CHILD LIFE IN SIAM. 105
same sort in which the live baby sleeps is fastened by ropes to the rafters of the house, and forms a cooler and safer cradle than those in which American babies rest, If any one will make a little frame and net some cord for the basket part, she can have a real Siamese cradle.
The boys in Siam are 1 f.-J a /- -A L-UA ^/v. /ery ion a 01 pitcning
coins, and spend much of the ir time in this game.
They play leap-frog, and ver y often jump the rope.
Now that so many foreigners ; come to this country
they have learned to play m arbles too. Foot-ball
is also a very popular game, but instead of a ball
they use a little square piece of thick leather with
feathers fastened into one sic le. The men, as well
as the boys, A(c)njoy this game, and it is really the

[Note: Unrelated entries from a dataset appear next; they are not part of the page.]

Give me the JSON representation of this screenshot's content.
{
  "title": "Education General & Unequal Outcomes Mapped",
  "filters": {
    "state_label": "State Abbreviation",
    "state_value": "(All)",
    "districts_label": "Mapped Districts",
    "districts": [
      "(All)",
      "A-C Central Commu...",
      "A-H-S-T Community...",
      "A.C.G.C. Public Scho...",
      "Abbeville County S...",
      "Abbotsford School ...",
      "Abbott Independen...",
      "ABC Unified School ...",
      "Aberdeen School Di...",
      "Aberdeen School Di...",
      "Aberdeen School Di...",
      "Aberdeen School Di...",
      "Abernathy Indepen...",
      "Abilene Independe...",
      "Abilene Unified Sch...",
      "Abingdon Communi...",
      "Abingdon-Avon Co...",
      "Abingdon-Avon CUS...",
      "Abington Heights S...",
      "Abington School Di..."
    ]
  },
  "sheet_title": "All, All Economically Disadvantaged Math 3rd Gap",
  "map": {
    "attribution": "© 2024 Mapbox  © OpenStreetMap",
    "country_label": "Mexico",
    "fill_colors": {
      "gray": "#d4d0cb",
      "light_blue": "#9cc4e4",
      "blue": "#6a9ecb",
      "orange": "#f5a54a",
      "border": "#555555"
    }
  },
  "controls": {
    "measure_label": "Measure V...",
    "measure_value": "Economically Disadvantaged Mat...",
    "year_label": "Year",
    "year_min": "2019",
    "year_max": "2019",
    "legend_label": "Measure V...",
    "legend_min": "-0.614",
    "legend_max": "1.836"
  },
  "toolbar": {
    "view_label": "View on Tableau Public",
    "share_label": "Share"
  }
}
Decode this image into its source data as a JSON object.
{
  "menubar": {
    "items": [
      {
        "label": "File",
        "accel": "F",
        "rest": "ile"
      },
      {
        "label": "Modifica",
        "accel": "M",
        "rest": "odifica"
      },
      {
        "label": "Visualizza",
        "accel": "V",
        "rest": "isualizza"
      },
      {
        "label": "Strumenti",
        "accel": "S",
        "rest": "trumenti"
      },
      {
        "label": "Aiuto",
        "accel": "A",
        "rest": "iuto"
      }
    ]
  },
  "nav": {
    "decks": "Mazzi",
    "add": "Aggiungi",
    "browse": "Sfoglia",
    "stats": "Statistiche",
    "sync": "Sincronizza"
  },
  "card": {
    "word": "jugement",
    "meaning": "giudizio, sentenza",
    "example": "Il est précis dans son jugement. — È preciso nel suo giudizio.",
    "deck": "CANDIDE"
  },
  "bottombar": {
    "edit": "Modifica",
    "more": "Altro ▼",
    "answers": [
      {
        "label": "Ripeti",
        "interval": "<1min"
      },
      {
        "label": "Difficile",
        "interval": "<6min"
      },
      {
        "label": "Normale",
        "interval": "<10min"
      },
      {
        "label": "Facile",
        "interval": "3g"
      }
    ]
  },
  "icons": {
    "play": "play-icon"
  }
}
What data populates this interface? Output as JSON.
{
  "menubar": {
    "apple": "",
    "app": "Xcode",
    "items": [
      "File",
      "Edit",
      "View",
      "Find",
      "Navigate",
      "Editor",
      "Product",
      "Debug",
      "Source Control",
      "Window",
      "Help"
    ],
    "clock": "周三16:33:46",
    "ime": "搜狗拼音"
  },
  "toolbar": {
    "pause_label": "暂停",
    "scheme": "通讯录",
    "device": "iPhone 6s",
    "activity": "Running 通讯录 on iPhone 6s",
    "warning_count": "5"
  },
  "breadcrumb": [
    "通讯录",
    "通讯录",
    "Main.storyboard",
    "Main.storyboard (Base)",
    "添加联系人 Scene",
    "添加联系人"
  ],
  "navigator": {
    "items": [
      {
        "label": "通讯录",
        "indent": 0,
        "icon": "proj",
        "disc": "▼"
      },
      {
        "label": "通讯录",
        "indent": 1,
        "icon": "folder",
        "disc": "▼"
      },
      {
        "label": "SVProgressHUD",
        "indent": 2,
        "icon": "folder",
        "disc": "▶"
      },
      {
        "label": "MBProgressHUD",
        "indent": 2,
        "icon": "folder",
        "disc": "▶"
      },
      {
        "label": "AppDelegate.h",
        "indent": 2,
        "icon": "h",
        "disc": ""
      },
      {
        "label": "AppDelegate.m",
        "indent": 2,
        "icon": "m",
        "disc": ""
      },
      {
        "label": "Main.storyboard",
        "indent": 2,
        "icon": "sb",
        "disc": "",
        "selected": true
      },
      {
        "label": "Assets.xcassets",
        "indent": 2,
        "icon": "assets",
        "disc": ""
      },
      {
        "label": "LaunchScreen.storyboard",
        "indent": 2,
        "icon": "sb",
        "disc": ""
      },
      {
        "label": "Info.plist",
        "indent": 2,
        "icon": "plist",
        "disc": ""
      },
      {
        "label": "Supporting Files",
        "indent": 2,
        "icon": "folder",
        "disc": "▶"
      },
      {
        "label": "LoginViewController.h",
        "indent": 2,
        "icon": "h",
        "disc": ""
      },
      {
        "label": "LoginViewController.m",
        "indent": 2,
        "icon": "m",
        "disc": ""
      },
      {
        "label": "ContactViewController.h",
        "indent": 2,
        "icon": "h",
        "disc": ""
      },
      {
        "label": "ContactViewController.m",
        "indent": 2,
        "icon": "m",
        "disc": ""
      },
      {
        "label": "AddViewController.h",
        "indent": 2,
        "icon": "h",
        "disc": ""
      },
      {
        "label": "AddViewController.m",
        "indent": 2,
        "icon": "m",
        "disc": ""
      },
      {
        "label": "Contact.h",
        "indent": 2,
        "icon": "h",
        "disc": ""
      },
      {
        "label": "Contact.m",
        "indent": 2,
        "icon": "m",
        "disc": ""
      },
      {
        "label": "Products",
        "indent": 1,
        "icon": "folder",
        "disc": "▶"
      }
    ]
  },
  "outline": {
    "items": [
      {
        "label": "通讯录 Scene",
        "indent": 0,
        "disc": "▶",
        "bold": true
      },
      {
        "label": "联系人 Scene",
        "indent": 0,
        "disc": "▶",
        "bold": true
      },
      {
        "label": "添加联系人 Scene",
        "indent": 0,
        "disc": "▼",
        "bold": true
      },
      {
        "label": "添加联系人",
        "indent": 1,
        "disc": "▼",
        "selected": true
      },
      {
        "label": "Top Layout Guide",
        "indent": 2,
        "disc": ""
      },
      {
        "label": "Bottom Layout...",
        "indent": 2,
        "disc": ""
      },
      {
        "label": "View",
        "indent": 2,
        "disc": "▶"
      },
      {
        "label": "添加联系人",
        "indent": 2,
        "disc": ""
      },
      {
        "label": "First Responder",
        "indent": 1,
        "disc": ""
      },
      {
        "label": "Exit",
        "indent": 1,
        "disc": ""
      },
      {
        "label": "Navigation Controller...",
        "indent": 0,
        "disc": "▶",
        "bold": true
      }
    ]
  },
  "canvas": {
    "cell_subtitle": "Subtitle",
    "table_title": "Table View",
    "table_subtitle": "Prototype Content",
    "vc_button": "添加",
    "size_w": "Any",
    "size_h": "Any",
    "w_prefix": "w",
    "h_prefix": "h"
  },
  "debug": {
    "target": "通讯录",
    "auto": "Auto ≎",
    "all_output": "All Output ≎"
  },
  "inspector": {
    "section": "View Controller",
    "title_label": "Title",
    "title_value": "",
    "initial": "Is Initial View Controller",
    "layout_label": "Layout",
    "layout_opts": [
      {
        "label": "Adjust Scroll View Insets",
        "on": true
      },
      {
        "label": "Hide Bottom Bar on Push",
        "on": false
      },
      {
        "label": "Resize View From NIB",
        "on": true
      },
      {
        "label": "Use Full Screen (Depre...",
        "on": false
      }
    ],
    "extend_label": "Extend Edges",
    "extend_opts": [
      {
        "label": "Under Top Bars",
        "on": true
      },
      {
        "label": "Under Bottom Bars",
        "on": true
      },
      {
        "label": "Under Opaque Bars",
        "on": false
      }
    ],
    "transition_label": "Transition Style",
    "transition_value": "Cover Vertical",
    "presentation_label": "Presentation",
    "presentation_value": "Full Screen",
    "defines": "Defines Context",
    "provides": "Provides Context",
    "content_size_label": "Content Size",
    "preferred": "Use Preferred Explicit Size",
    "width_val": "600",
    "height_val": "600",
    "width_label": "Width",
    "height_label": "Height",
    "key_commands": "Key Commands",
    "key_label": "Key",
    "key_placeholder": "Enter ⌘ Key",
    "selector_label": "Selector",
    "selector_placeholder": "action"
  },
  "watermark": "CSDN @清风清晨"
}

not always in season, they are a greater luxury than fish, and it is considered great fun to catch them. The time for this is when the tide in the river is very low and great mud-banks are left on either side. The little fishermen carry with them a coarse sieve and an earthen jar. The sieve is pushed along under the surface of the mud, and the crabs, when caught, are put into the jars, which the children drag along after them. After they have caught enough crabs, they pelt each other with mud, just as English boys do with snowballs. When they